• About this exercise: In the records below, find every line that contains "name" and list it.

[Page and application data records]
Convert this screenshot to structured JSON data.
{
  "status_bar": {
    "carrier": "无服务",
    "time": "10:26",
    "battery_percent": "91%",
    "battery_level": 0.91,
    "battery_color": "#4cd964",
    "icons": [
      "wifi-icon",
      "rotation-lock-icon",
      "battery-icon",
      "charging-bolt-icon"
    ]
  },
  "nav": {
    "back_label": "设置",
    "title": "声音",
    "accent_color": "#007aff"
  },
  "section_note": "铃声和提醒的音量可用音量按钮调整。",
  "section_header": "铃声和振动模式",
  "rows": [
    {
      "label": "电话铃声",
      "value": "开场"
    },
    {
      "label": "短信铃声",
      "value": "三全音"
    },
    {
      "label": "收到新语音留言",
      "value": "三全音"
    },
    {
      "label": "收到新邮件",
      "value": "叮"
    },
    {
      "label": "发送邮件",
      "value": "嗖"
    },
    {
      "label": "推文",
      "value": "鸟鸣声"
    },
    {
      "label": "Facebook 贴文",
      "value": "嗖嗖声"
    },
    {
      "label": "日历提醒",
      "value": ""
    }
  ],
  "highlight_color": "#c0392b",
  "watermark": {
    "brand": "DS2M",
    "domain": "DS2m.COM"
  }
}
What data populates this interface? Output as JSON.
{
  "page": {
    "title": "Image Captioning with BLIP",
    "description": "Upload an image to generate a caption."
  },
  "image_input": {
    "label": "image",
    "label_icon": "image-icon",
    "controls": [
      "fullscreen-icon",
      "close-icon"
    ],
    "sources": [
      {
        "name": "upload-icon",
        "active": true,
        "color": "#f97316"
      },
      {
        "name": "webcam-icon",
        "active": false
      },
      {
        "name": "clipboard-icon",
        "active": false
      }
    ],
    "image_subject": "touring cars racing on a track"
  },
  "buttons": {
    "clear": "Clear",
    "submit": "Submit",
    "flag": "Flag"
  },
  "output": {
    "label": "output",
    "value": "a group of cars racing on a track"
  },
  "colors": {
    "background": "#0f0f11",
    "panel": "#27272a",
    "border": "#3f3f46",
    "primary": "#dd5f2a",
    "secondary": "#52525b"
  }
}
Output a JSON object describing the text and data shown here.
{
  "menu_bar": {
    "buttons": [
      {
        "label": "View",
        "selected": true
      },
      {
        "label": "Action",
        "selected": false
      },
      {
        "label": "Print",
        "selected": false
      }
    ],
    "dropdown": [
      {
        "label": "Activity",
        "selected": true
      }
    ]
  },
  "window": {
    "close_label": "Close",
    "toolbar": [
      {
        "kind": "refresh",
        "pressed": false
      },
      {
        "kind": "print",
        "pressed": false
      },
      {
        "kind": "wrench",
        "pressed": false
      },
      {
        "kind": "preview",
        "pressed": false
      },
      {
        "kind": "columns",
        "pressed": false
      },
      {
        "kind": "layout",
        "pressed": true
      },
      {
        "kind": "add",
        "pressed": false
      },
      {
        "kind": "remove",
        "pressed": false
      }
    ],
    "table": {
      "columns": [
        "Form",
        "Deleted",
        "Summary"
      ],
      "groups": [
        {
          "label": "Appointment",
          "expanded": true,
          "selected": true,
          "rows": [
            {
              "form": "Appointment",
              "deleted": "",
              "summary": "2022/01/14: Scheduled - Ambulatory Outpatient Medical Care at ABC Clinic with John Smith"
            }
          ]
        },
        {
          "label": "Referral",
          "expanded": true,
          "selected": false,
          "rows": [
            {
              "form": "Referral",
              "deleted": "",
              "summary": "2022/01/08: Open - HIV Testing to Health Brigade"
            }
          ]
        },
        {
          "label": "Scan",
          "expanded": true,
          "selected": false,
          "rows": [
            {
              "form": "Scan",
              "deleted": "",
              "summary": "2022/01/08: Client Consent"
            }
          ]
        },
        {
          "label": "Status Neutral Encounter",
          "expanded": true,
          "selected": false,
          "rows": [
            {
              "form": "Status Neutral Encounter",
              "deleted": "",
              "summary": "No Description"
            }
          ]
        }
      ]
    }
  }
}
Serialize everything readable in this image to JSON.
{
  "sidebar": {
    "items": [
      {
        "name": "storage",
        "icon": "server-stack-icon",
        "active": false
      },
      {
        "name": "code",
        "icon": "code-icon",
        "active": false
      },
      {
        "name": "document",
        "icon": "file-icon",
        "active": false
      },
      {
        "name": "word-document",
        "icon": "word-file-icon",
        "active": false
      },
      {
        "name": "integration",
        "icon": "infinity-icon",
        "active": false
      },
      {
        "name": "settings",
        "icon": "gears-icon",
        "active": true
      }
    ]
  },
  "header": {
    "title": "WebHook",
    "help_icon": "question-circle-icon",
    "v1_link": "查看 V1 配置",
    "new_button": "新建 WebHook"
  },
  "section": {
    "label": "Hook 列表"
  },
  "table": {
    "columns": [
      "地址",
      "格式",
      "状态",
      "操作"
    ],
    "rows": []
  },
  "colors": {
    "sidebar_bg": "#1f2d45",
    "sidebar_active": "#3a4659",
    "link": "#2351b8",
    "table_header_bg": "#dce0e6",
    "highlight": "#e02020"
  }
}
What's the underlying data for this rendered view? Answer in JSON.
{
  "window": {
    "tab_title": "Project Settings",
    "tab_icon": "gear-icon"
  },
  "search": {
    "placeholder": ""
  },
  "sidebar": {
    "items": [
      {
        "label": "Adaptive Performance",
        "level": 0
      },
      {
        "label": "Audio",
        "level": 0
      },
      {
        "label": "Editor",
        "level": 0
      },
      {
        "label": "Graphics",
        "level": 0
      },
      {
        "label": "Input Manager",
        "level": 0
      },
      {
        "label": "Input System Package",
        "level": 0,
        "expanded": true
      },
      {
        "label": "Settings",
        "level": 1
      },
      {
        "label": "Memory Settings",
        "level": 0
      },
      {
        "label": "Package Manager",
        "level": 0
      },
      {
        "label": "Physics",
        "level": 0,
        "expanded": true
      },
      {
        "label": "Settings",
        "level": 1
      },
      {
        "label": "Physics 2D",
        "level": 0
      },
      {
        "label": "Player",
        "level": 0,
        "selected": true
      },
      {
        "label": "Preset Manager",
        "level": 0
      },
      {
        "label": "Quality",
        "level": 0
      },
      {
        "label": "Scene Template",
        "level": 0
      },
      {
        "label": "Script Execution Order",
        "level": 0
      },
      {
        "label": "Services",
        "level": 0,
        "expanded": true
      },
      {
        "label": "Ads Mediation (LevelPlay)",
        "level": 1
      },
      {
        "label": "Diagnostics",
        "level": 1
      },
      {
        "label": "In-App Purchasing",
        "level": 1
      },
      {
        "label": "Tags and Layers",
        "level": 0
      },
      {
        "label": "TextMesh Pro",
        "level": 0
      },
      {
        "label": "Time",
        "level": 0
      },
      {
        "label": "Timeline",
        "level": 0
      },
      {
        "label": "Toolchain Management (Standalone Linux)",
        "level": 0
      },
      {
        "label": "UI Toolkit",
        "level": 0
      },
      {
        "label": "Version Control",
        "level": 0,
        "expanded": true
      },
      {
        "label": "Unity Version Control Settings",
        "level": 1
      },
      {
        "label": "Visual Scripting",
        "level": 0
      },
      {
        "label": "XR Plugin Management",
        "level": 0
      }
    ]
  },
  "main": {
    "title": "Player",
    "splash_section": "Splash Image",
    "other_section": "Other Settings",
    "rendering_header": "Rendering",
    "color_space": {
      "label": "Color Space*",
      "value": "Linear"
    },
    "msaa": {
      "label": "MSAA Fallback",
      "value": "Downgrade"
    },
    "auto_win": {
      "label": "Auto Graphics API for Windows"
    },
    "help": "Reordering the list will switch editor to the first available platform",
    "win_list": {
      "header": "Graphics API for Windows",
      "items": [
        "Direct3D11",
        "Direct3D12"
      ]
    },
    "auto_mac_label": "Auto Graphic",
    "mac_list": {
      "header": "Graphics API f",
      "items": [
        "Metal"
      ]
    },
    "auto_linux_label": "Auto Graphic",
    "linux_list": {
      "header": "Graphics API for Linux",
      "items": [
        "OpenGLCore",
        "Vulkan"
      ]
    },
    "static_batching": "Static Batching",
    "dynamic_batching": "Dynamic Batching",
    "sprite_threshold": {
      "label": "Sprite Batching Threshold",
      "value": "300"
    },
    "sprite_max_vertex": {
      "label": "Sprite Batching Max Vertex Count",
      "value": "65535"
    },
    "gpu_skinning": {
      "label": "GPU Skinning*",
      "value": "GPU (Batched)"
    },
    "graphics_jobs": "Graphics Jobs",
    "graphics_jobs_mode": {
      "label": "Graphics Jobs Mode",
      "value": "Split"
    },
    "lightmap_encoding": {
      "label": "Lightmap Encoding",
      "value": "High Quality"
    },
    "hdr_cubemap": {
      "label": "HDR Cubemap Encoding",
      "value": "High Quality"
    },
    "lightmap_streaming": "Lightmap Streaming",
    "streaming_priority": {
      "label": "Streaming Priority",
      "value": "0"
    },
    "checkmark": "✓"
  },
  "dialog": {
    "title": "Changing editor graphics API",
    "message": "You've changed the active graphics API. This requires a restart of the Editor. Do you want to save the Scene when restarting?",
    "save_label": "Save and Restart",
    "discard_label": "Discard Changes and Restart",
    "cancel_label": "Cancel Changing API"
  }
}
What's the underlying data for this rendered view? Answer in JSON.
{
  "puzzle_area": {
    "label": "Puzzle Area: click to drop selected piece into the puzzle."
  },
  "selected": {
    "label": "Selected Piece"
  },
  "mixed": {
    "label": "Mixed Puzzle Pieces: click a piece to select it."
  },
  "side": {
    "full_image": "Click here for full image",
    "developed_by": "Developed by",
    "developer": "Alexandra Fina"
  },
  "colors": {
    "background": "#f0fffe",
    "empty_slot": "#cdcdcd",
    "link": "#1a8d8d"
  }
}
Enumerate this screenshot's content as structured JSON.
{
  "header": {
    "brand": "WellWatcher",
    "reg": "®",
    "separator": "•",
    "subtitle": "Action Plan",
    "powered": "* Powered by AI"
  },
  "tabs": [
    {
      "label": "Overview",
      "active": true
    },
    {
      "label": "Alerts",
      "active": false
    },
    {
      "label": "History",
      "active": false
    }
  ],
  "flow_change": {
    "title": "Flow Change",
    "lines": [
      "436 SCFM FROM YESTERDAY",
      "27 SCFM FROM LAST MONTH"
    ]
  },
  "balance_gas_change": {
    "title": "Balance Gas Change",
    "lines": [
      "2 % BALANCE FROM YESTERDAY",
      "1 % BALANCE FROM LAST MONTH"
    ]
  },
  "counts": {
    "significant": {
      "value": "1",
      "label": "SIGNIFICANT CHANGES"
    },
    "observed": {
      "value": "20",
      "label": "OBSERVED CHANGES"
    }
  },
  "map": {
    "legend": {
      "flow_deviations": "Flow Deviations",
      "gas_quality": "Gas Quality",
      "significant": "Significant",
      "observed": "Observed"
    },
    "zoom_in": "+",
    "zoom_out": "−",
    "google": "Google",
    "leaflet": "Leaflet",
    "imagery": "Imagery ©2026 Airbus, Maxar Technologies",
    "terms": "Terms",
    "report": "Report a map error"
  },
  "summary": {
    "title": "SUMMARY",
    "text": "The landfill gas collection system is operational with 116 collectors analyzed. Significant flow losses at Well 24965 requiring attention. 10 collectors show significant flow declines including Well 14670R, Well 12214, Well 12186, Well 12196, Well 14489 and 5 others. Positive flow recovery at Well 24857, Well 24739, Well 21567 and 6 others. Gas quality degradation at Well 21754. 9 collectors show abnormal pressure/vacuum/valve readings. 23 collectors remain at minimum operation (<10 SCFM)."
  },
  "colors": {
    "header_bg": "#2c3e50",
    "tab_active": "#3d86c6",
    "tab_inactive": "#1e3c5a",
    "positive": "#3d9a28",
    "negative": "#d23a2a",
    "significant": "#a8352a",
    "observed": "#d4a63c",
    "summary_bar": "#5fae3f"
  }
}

• Task output:
        "name": "upload-icon",
        "name": "webcam-icon",
        "name": "clipboard-icon",
        "name": "storage",
        "name": "code",
        "name": "document",
        "name": "word-document",
        "name": "integration",
        "name": "settings",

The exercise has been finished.